Our task is to learn to draw the line for where our objective reality ends and our imagination begins. This is the foundation of a positive mindset. “Focus on the good things” is a mental muscle that can be trained just like any other. It can and should be exercised to help us nip those negative thoughts in the bud.
It is not just that excessive anxiety hasn’t done anyone any good. By ruminating we emotionally invite those situations to take place. We end up grieving the things we have not even lost, reacting to events which have not yet taken place. While this might be an acceptable reaction to a well-orchestrated fictional plot in your favourite book, it is a whole other matter when it amplifies your own unfounded fear and sense of being threatened.
3/ Stay in the moment
It is not confidence that is the opposite of uncertainty but presence in this moment. Rather than focusing on something daunting or simply unknown in our future, we can instead concentrate on our breath and the physical sensations in our body.
Even when we lose control, we are always have our valuable attention to come back to. It is up to us what we direct it to: whether it is your endless chain of social media notifications, fantasies around your future or the things happening in your present. By returning to the here and now we reclaim our peace and install a healthy impartiality to external worries.
4/ Seek stability within yourself
The Stoics would have suggested to rely on the things you can control. As you might suspect, the only area of our life which we do have such control over is ourselves. We can control our thoughts, words, behaviour but never the lives of others and external circumstances. Romanian poet Paul Celan believed that all the most important decisions should be taken by ourselves.

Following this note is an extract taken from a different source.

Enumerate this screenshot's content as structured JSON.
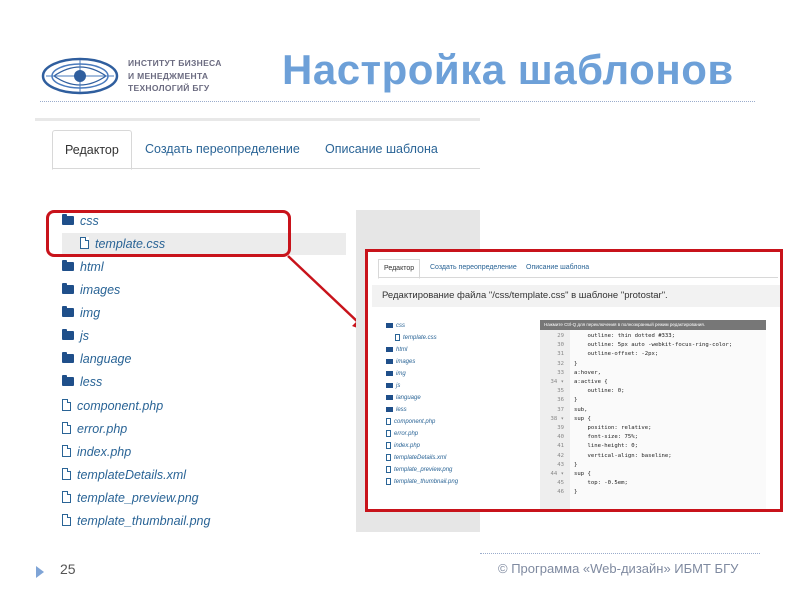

This mindset is key to appreciating the wisdom of the ancient Indian rishis who believed that any certainty is negative. According to these ancient sages, a desire to organise our future makes life akin to an automatic mechanism. Only the unknown can make people turn on their intellect, creative abilities and intuition. Only ambivalence can lead to technological innovation and the creation of phenomenal art, transformational music and genius literature.